City-Tour GP - Zen-Nihon GT Senshuken (1998)

I think this Imagineer offering, known as GT64: Championship Edition to Western gamers, was meant to be the N64's equivalent of Gran Turismo but it's nowhere near as good. I guess the same could be said of most racing games of the era but there is a lot less to this one, and the handling is ropey too.

ClayFighter 63⅓ (1997)

This forgotten release was the unnecessary third game in the 'claymation' series of 16-bit fighting games and, as unspectacular as the previous games were, this one is just poor. It has some 'wacky' characters and silly moves but it's all slow and clunky and fights last way too long too. It's just not enjoyable, sadly.

ClayFighter Sculptor's Cut (1998)

Apparently aware that their game was not - I repeat, not - first class, Imagineer swiftly gave 'lucky' N64 owners this 'special edition' too. Surprisingly, it is actually a bit better, with improved presentation and controls, and four new characters. Too bad it was a Blockbuster rental-only game and now costs a bomb.

Command & Conquer (1999)

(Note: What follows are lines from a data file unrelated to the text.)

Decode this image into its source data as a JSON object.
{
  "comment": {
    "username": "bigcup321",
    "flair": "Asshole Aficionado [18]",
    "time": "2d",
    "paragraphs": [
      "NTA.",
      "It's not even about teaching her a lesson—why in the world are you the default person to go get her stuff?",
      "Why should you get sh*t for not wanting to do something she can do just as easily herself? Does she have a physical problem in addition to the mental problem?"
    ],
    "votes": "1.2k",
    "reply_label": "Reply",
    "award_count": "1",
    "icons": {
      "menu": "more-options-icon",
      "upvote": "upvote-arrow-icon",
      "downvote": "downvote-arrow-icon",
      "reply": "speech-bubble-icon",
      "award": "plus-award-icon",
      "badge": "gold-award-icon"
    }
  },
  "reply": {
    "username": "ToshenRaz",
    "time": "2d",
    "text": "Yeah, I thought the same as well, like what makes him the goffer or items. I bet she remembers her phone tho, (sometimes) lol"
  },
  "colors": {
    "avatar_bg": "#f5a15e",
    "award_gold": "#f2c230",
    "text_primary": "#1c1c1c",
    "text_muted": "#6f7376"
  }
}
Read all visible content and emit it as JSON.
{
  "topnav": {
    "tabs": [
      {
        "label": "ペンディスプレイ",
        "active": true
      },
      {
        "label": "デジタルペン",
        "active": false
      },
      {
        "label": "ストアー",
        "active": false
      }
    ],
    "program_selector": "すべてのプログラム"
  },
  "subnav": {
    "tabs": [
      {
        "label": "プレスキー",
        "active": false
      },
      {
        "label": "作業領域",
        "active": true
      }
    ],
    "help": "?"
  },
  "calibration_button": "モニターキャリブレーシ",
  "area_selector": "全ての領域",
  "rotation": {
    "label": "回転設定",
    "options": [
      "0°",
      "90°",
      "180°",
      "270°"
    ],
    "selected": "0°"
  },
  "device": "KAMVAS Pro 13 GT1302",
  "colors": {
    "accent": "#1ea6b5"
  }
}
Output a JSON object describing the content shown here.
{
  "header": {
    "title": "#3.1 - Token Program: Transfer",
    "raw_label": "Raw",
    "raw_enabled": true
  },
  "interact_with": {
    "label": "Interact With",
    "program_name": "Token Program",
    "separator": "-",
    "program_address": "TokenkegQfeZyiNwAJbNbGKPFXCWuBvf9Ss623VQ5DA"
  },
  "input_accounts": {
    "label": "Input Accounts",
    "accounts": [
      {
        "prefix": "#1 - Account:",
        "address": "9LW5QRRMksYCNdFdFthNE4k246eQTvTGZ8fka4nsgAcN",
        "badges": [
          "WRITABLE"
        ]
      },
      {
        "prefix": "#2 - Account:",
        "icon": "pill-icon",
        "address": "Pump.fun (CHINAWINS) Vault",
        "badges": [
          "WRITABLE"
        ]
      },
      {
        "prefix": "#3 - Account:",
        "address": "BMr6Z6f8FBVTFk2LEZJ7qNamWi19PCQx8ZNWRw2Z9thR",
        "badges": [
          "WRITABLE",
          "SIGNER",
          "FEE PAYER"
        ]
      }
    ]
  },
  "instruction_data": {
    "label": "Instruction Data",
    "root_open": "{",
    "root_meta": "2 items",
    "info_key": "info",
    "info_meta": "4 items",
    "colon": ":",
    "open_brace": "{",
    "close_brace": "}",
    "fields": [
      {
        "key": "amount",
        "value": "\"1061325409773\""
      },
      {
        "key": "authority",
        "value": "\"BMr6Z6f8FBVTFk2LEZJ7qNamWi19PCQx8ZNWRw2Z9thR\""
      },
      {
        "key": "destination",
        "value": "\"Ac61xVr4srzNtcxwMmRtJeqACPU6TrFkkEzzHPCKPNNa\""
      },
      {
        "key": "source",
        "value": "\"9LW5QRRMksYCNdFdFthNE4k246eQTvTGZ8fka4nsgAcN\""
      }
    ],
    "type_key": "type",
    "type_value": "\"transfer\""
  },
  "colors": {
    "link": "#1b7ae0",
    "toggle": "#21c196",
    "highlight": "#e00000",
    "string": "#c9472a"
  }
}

C&C might not have been the first 'real-time strategy' game but it was the first really, really successful one, getting ported to virtually every system of its time including, believe it or not, the N64! It's debatable how well the game works with a control pad but other than that this is a decent enough version of the classic wargame.

Conker's Bad Fur Day (2001)

Rare's final release for the N64 was this 3D platform adventure which, slightly oddly, stars a retconned version of a Diddy Kong Racing character who now drinks, swears and makes pervy jokes. It's a novel, if rather immature approach, and the game is huge and technically excellent, but it takes too long to get going for me.

Cruis'n USA (1996)

Famed as an arcade game made to show off N64 tech and intended as a launch game, this ended up being neither. Considered in its own right, it looks a pleasant enough arcade racer with some nice courses, but a poor frame rate, ropey collision-detection, and weird handling with massive oversteer ruined much of its appeal.

Cruis'n World (1998)

Two years later, both arcade-goers and N64 owners got this follow-up which does improve on the original. There are more cars and greater variety in the courses, and there are also some pretty amusing crashes and stunts. Most of the faults of the first game remain though, and the ultra-arcadey style won't appeal to all.

Cruis'n Exotica (2000)

The third and (so far) final entry in the series arrived towards the end of the N64's life and is probably just about the best. There are three play modes to choose from and some nice courses, and the action is the fastest yet, but again, the handling is floopy and the racing will be too ridiculously over the top for many.

Custom Robo (1999)

This one is both an action-RPG and a Japan exclusive which, yes, means it's virtually unplayable for those who don't know the language. It's a mixture of isometric exploring/talking and 3D arena combat with highly customisable fighters and, despite apparently being aimed at younger players, looks pretty cool to me.

Custom Robo V2 (2000)

Unsurprisingly, this follow-up was also a Japan exclusive and also has fifty billion menus and options in that language. To my admittedly-inexperienced eyes, it looks pretty much the same as the first game so, if you were able to play it and liked it, great news! For the rest of us, it's another one to skip, sadly.

CyberTiger (2000)

I assumed from the name that this one would be some sort of futuristic helicopter shooter or something but no, it's actually... a golf game? Indeed, and due to some extensive fogging it's a rather bland looking one. The controls take some getting used to too, but it's a passable enough take on the sport if you're into it.


  1. I love the Nintendo 64, its one of my all time favorite consoles. Actually a lot of the games on this list weren't released in Japan so I don't know all of them, but I do love those Choro Q and Puro Yakyu King games!

    1. I really couldn't care less about baseball and I can't recall ever liking a game based on it before, but the games here actually seemed pretty good, especially the first one. Almost made me wish I could understand Japanese :P